If we turn the 'V' into an 'O', the life cycle consideration might actually work because there would be no additions, deletions or modification, just the newest version of the documents (Figure 3). This would solve the problem of document fragmentation because the documents would always be updated and the latest version consistent with the real life system. Instead of creating a new user requirement specification (URS) in a new V-model, modify the old one and save it as Version 2. Based on the modified URS, it is possible to modify the design so that it mirrors what is actually going to be implemented in the real world. The only problem with the reuse of documentation is the manually performed additions to documents; that is, manual comments and manually performed tests. However, FDA's 21 CFR Part 11 may have found a solution to this. Some years ago, FDA (and prior to that Eudralex) permitted electronic signatures.2,3 Rather than seeing these as a hindrance, perhaps we can actually use them to our benefit. These clauses allow us to move any type of electronic raw data (provided we do it in a validated manner). So, provided we make electronic signatures for any modifications manually added to documents, we could move signatures from one version of a document to another. There are, however, some 'minor' technical obstacles about proving that signatures were not compromised, such as proving that they were moved in a validated manner. However, once they are overcome it should be possible to insert new tests of new requirements in the already established test scenarios. This is also possible with paper-based documentation.
Using an O- instead of the V-model would also be far more logical regarding the life cycle considerations because, unlike V-models, O-models constantly evolve. The O-model enables production to continue with little validation interruption because specific versions of validation documentation are available to support any point in an item's life cycle. The method can also be done using multiple V-models, reusing the same documents as developed in the last V-model in every new one.

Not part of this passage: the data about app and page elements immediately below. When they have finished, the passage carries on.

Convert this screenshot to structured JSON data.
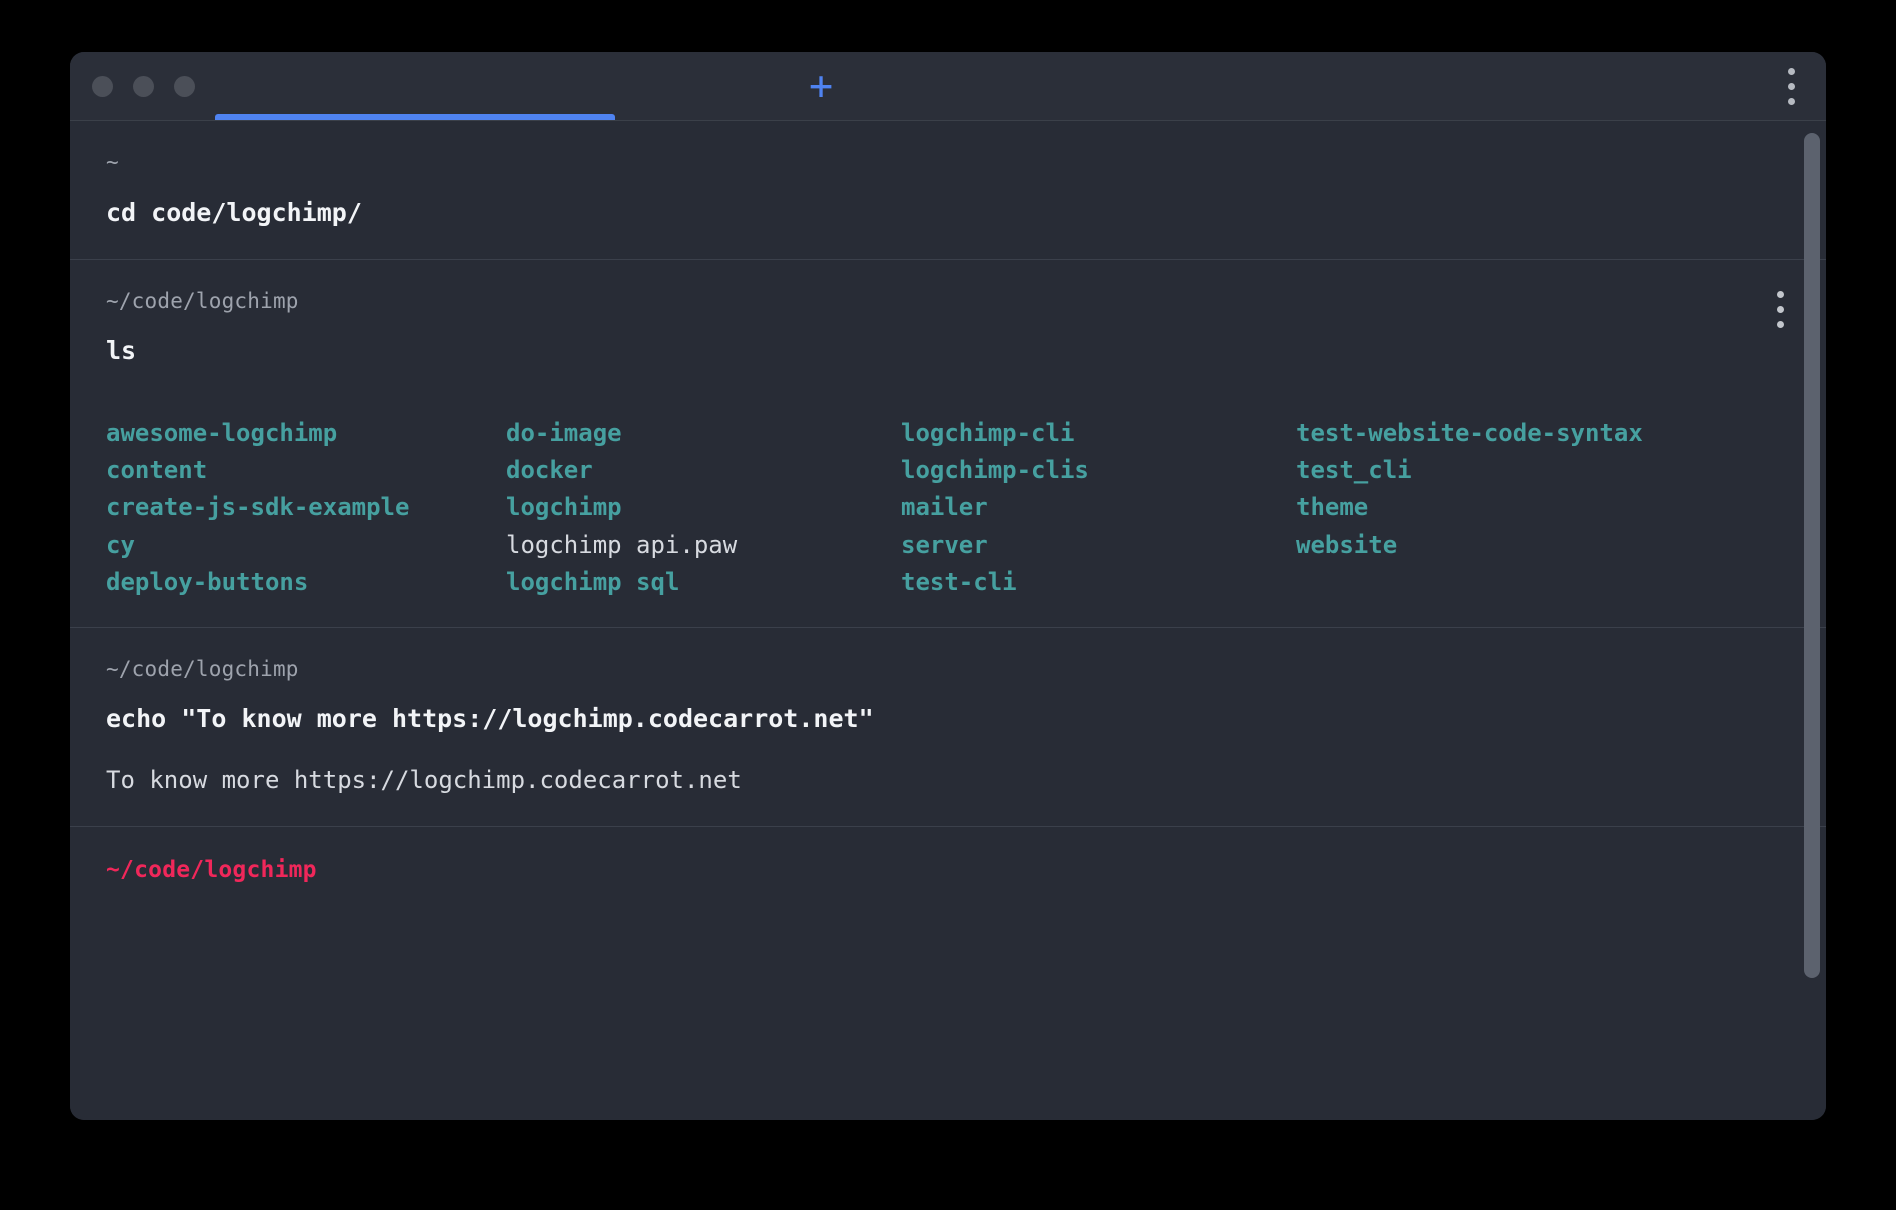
{
  "window": {
    "traffic_lights": [
      "close",
      "minimize",
      "maximize"
    ],
    "new_tab_label": "+",
    "tab_label": "",
    "accent_color": "#4f83f1",
    "background_color": "#282c36",
    "menu_icon": "kebab-menu-icon"
  },
  "blocks": [
    {
      "id": "block-cd",
      "prompt_path": "~",
      "command": "cd code/logchimp/",
      "output": null
    },
    {
      "id": "block-ls",
      "prompt_path": "~/code/logchimp",
      "command": "ls",
      "has_menu": true,
      "ls_columns": [
        [
          {
            "name": "awesome-logchimp",
            "type": "dir"
          },
          {
            "name": "content",
            "type": "dir"
          },
          {
            "name": "create-js-sdk-example",
            "type": "dir"
          },
          {
            "name": "cy",
            "type": "dir"
          },
          {
            "name": "deploy-buttons",
            "type": "dir"
          }
        ],
        [
          {
            "name": "do-image",
            "type": "dir"
          },
          {
            "name": "docker",
            "type": "dir"
          },
          {
            "name": "logchimp",
            "type": "dir"
          },
          {
            "name": "logchimp api.paw",
            "type": "file"
          },
          {
            "name": "logchimp sql",
            "type": "dir"
          }
        ],
        [
          {
            "name": "logchimp-cli",
            "type": "dir"
          },
          {
            "name": "logchimp-clis",
            "type": "dir"
          },
          {
            "name": "mailer",
            "type": "dir"
          },
          {
            "name": "server",
            "type": "dir"
          },
          {
            "name": "test-cli",
            "type": "dir"
          }
        ],
        [
          {
            "name": "test-website-code-syntax",
            "type": "dir"
          },
          {
            "name": "test_cli",
            "type": "dir"
          },
          {
            "name": "theme",
            "type": "dir"
          },
          {
            "name": "website",
            "type": "dir"
          }
        ]
      ]
    },
    {
      "id": "block-echo",
      "prompt_path": "~/code/logchimp",
      "command": "echo \"To know more https://logchimp.codecarrot.net\"",
      "output": "To know more https://logchimp.codecarrot.net"
    },
    {
      "id": "block-active",
      "prompt_path": "~/code/logchimp",
      "command": "",
      "output": null
    }
  ],
  "colors": {
    "directory": "#46a0a0",
    "file": "#d7dae0",
    "active_prompt": "#f0275a",
    "command_text": "#f2f4f7",
    "prompt_path": "#9ea3ad"
  }
}
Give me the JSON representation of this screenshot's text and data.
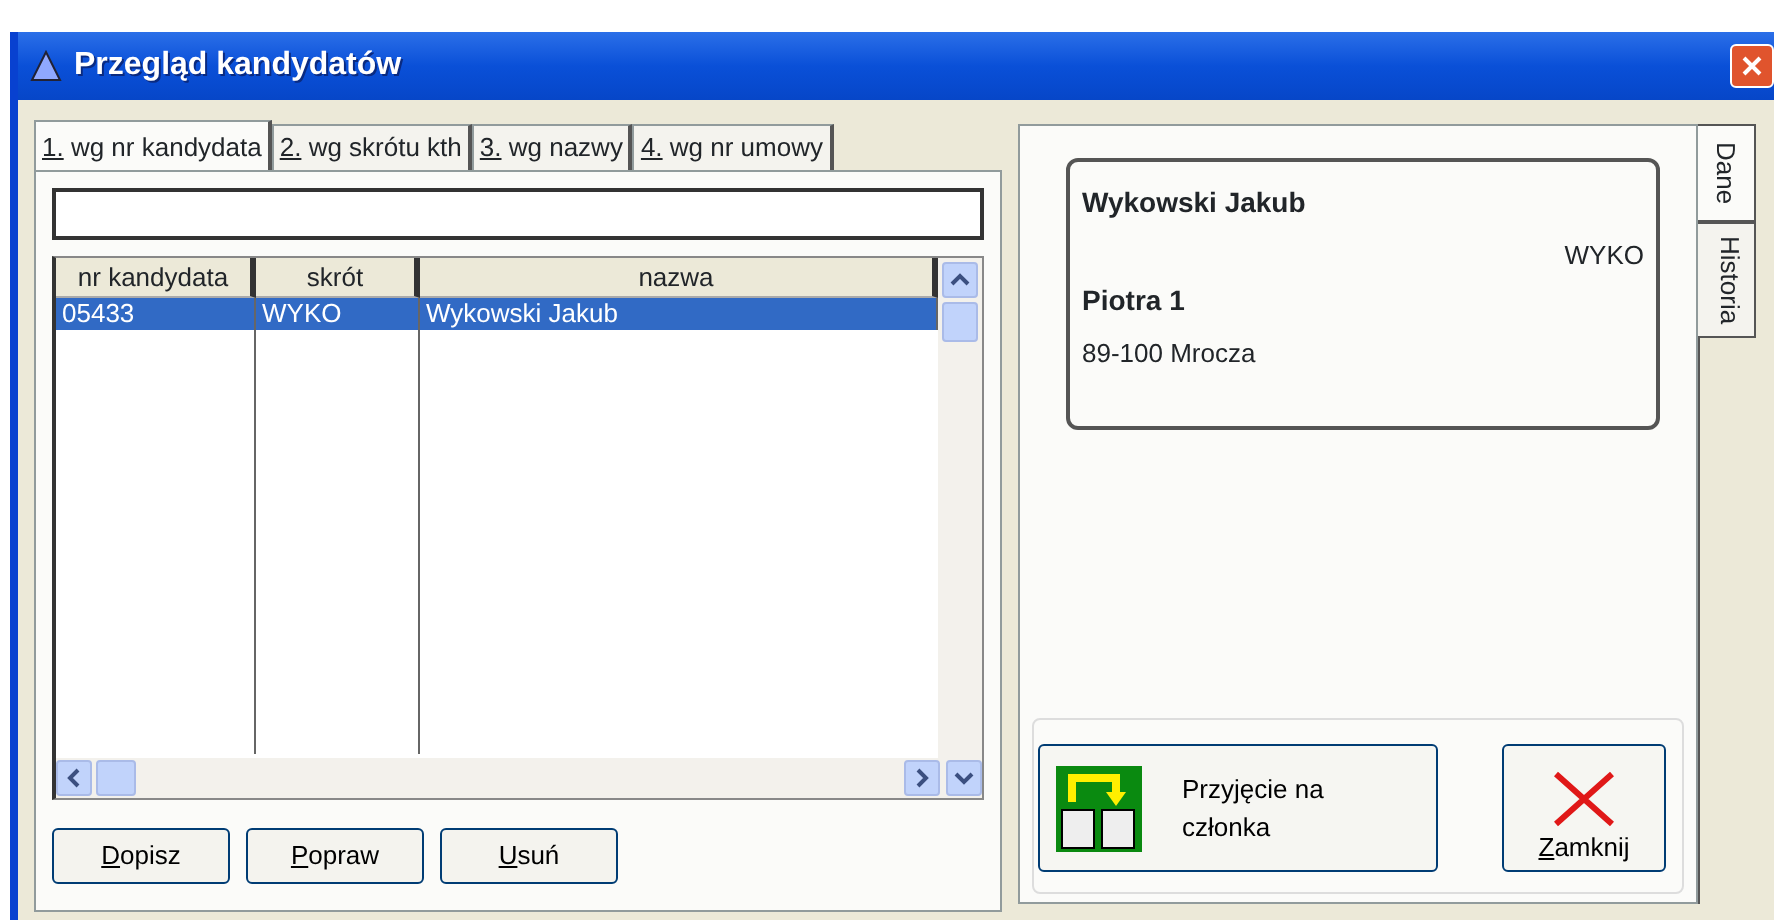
{
  "window": {
    "title": "Przegląd kandydatów"
  },
  "tabs": [
    {
      "label": "1. wg nr kandydata",
      "selected": true
    },
    {
      "label": "2. wg skrótu kth",
      "selected": false
    },
    {
      "label": "3. wg nazwy",
      "selected": false
    },
    {
      "label": "4. wg nr umowy",
      "selected": false
    }
  ],
  "table": {
    "columns": [
      "nr kandydata",
      "skrót",
      "nazwa"
    ],
    "rows": [
      {
        "cells": [
          "05433",
          "WYKO",
          "Wykowski Jakub"
        ],
        "selected": true
      }
    ]
  },
  "list_buttons": [
    "Dopisz",
    "Popraw",
    "Usuń"
  ],
  "details": {
    "name": "Wykowski Jakub",
    "code": "WYKO",
    "street": "Piotra 1",
    "city": "89-100 Mrocza"
  },
  "side_tabs": [
    {
      "label": "Dane",
      "selected": true
    },
    {
      "label": "Historia",
      "selected": false
    }
  ],
  "actions": [
    {
      "label": "Przyjęcie na członka",
      "kind": "admit"
    },
    {
      "label": "Zamknij",
      "kind": "close"
    }
  ]
}
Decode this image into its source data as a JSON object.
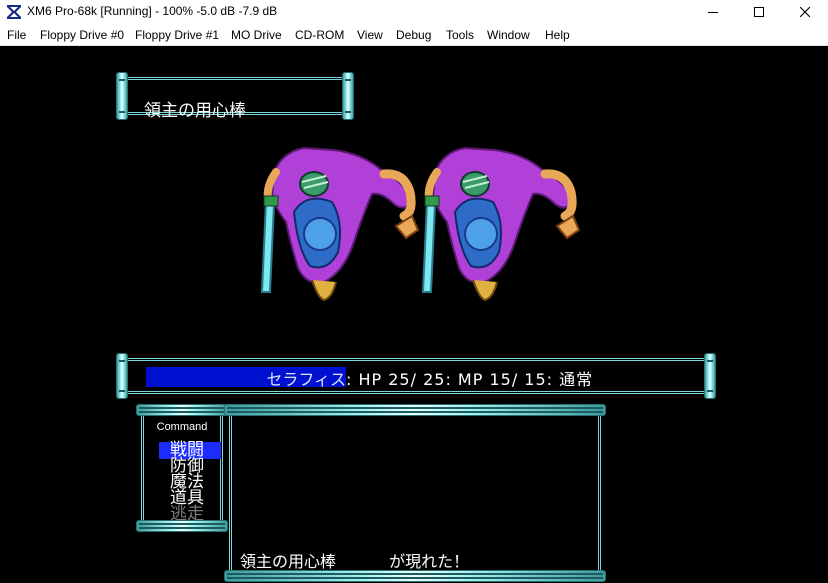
{
  "window": {
    "title": "XM6 Pro-68k [Running] - 100% -5.0 dB  -7.9 dB",
    "controls": [
      "minimize",
      "maximize",
      "close"
    ]
  },
  "menu": {
    "items": [
      "File",
      "Floppy Drive #0",
      "Floppy Drive #1",
      "MO Drive",
      "CD-ROM",
      "View",
      "Debug",
      "Tools",
      "Window",
      "Help"
    ]
  },
  "game": {
    "enemy_name": "領主の用心棒",
    "enemy_count": 2,
    "status": {
      "name": "セラフィス",
      "stats": ": HP  25/ 25: MP  15/ 15: 通常"
    },
    "command": {
      "title": "Command",
      "options": [
        "戦闘",
        "防御",
        "魔法",
        "道具",
        "逃走"
      ],
      "selected": "戦闘",
      "disabled": [
        "逃走"
      ]
    },
    "message": "領主の用心棒　　　 が現れた！"
  },
  "colors": {
    "frame": "#7ad8d8",
    "status_highlight": "#0010d0",
    "command_highlight": "#1c2cff",
    "ninja_outfit": "#b040d8"
  }
}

Christian Stage is director of QA product development at QAtor, Denmark.
References 1. http://www.ispe.org/Template.cfm?Section=gamp